Another passenger arrives, shorter, rougher. He occupies himself with a tangle of headphones before the guitar riffs of Hotel California fill his ears. 9 minutes.

A girl in a fur-lined hood makes us four and we drill the empty road with our willpower. It conjures up nothing. Then the readout resets itself and suddenly its 2 minutes. Anticipation sets in.

When the bus finally arrives, we stumble on in single file, the driver as grim as the hour. Upstairs is all two-day stubble, black woolly hats and jackets up to the chin. I fit right in.

We lurch away and my eyes wander to finger marks, smeared across the window from the night before. Behind them, shop fronts float by, the night shift workers silhouetted against pale lighting while they mingle with lorry drivers. Up the front of the bus, the glow of brake lights is like a furnace, stoked by offerings from the daily grind.

Then a few stops along, he appears. Something about his demeanour isn’t right. His movements are too energetic and he’s blabbering away on the phone like its Friday afternoon.

Groans pass along the deck as he takes a seat. I get to work, fixing him with my best glare while others turn their heads and throw a mean glance, but he appears invulnerable. Even Hotel California has noticed from two seats back as he removes his headphones and stares incredulously at the back of the man’s neatly cropped hair. He clocks me and we shake heads in unison.

Then a lad with 5am eyes glaring out of a grey hood launches across the aisle and lamps the guy on the chin. A chorus of approval erupts from the passengers. The man recoils in his seat, before scurrying down the stairs and we all press our faces to the windows to see his freshly-pressed figure disappear into the black of the morning. 5am eyes flashes a murky grin while the driver gives it a couple of hoots. The rest of us look around at each other, snarling with satisfaction. That one needed nipping in the bud.

Thanks for picking me up

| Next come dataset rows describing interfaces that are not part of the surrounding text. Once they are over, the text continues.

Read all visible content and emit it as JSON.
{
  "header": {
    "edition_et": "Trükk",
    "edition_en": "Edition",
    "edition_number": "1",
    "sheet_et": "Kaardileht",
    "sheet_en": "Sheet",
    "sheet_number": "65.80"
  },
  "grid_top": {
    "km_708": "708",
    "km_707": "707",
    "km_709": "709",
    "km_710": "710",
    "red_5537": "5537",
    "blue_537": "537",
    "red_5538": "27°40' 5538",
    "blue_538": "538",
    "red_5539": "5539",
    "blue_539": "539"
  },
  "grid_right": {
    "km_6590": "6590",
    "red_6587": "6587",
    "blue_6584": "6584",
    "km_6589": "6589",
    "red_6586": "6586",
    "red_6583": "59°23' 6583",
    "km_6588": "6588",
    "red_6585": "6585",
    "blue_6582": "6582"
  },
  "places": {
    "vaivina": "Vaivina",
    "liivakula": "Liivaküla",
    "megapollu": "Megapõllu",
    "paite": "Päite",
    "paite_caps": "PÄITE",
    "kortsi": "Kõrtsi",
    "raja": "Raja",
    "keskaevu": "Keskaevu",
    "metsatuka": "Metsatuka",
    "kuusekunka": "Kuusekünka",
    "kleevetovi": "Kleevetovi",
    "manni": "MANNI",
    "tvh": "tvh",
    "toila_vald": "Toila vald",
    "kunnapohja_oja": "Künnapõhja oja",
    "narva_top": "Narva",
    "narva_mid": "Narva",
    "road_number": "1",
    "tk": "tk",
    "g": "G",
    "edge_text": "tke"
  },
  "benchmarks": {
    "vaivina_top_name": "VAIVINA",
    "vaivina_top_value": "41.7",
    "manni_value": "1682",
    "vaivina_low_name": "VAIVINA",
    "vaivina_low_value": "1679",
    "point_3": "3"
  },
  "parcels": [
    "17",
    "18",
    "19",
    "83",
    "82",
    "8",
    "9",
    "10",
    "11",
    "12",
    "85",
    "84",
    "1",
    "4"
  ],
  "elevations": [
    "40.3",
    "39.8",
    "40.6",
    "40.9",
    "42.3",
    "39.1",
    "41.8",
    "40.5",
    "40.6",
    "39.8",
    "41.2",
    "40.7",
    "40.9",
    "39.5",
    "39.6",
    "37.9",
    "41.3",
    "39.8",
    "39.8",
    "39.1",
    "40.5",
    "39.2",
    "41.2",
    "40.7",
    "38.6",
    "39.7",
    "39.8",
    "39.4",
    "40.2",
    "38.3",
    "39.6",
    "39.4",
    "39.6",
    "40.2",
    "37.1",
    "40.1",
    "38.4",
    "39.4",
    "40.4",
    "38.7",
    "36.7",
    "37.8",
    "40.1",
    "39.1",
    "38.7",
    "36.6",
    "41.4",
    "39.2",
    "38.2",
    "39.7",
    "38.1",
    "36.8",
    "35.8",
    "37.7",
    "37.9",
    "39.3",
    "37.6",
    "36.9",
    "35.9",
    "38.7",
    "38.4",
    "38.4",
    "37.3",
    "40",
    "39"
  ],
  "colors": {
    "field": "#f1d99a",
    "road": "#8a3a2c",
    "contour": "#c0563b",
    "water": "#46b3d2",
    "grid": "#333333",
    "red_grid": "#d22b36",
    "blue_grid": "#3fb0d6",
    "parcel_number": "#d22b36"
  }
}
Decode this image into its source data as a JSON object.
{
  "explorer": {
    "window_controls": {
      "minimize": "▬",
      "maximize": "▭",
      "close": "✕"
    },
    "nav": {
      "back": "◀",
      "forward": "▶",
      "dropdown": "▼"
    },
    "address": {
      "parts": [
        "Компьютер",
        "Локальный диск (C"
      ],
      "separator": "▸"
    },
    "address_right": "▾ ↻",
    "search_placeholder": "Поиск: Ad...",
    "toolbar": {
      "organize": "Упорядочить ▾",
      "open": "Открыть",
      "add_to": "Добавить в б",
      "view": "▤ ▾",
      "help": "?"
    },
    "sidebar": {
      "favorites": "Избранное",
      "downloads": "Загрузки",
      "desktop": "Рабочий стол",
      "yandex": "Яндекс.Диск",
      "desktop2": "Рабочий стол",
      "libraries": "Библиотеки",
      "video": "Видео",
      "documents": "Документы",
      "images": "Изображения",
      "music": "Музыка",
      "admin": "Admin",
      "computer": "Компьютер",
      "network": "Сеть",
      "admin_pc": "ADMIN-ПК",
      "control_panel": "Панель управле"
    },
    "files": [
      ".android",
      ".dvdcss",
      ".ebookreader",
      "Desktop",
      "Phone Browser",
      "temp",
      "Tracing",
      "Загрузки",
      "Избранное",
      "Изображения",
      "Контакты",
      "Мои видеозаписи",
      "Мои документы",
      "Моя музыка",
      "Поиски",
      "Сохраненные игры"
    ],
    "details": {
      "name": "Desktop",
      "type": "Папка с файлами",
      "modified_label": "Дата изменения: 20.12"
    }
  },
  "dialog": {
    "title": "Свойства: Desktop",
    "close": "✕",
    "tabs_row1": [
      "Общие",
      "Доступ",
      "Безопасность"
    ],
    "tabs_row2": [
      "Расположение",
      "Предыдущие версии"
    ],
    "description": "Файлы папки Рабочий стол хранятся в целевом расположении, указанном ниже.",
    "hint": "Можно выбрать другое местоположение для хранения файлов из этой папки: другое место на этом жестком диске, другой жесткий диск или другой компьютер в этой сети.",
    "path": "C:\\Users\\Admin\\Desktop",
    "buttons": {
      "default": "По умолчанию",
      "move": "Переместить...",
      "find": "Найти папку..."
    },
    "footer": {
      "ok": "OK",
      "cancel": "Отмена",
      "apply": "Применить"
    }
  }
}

I feel drunk, except I’ve had no alcohol, only short, bittersweet glasses of tea; ubiquitous refreshment on the streets of Istanbul. It doesn’t help, however, that I’m stood up in a Dolmus, the taxi-cum-buses that chug about the city, picking up anyone anywhere who flags them down en route. My friend, Colin and I, clutch at the handrails and grin at the madness of it all as the driver bumps and jerks his way through the traffic. It’s just one more moment in a sea of experiences that have happened today and, thinking back, it’s no surprise that I feel the way I do.

First off, it was Carsamba market, with its never ending tunnels of clothes and groceries that filled up my eyes and ears with colour and chatter. Then there were the crumbling buildings of Balat that caught my imagination, an old Jewish neighbourhood, where washing lines are strung out across the streets and children roam as free as the stray cats that call the area their home. And I’m frankly still a bit fazed by the shoe-shiner who reeled us in with his thank-you-for-picking-up-my-brush routine and offered to polish our shoes out of gratitude only to snatch a 20 note from my wallet after asking for a donation. In hindsight, however, it simply added a little extra adrenalin to the mix as well as reminding me that not only am I tourist here, but a very fortunate one too.

The sheer variety of experience has been a constant as we’ve explored the ever-changing quarters of the city and by the end of each day my head has been left spinning with a heady mix of information overload and travel-inspired glee. It’s this combination that has led to such a feeling of intoxication and it’s something I know will only continue as we are dropped off at a gondola station where we await a carriage up to the Pierre Loti café overlooking the Golden Horn and the cityscape at dusk.

Tomorrow, the hangover will surely kick in as I board the plane back to England. But I’m hoping that I can take home at least some of the sense of adventure that has characterised this trip, so that I might better appreciate the colours, sights and sounds that are everywhere in my own city, albeit in a less exotic fashion. That way the trip never really ends.

(Written for the Telegraph’s ‘Just Back’ travel writing competition)